I was chatting with another mom the other day about telling bedtime stories to kids. Her five-year-old son had asked her to tell him a story about knights with swords. Before she knew it, she found she was telling him the story of Hamlet. She went on to describe the panic she felt when she realized that there was a lot about Hamlet that maybe wasn’t so child-friendly. Infidelity? Check. Insanity? Check. Fighting, poison, murder? Check. Check. Check. So, that raises the question: how appropriate are Shakespeare’s plays for kids, anyway?
TestimonialsI heard it around the school for several weeks afterwards!
-sscragg – TeacherI read “Julius Caesar” first with my 8 year-old son and he loved it. After all it had ghosts and sword swinging… so what’s not for a boy to love.
-Pam T – MomI highly recommend this book to anyone that is looking for a fun and interactive way of learning or teaching Shakespeare! Love, love, loved it!
-Cora – TeacherStudents can perform the play in language familiar to them while incorporating Shakespeare’s most famous lines.
-dbklover – Homeschool EducatorEven though Hamlet is a tragedy, for us it was more like a tragedy + comedy=tramedy!! Parents loved it. I will definitely do the play again with my new 3rd grade class next year.
-3rd grade TeacherThe only difficulty I’m having with Brendan’s versions, is that the students can’t get enough and I am having difficulty getting them to do other things.
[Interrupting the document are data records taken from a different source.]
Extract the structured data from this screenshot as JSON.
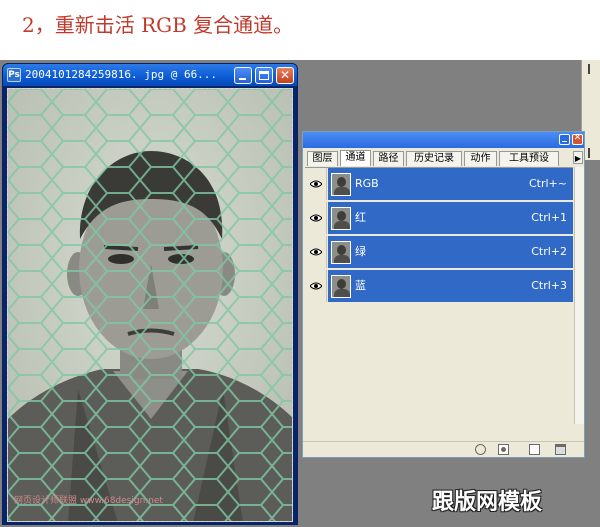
{
  "heading": "2，重新击活 RGB 复合通道。",
  "document_window": {
    "title": "2004101284259816. jpg @ 66...",
    "app_icon_letter": "Ps"
  },
  "panel": {
    "tabs": [
      "图层",
      "通道",
      "路径",
      "历史记录",
      "动作",
      "工具预设"
    ],
    "active_tab": "通道",
    "channels": [
      {
        "name": "RGB",
        "shortcut": "Ctrl+~",
        "visible": true,
        "selected": true
      },
      {
        "name": "红",
        "shortcut": "Ctrl+1",
        "visible": true,
        "selected": true
      },
      {
        "name": "绿",
        "shortcut": "Ctrl+2",
        "visible": true,
        "selected": true
      },
      {
        "name": "蓝",
        "shortcut": "Ctrl+3",
        "visible": true,
        "selected": true
      }
    ],
    "selection_color": "#3169c6"
  },
  "watermarks": {
    "left": "网页设计师联盟 www.68design.net",
    "right": "跟版网模板"
  },
  "colors": {
    "heading": "#c0392b",
    "workspace": "#808080",
    "titlebar": "#0a5bd6"
  }
}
It’s actually a problem that I wish upon all teachers.
-cnaken – TeacherAnyone who teaches young people can really use this book!
-R. Canfield – Teacher/MomThese plays are hilarious and fun!
– M. N. Oliver – MomKelso’s ability to mix the modern language with some of the original lines helps to create a play that is engaging to watch.
-Amy – TeacherI recently received my copy of Brendan Kelso’s Shakespeare’s Macbeth for Kids, and I can’t wait to use it in my classroom (6th/7th language arts).
-Mary E. Moore – Teacher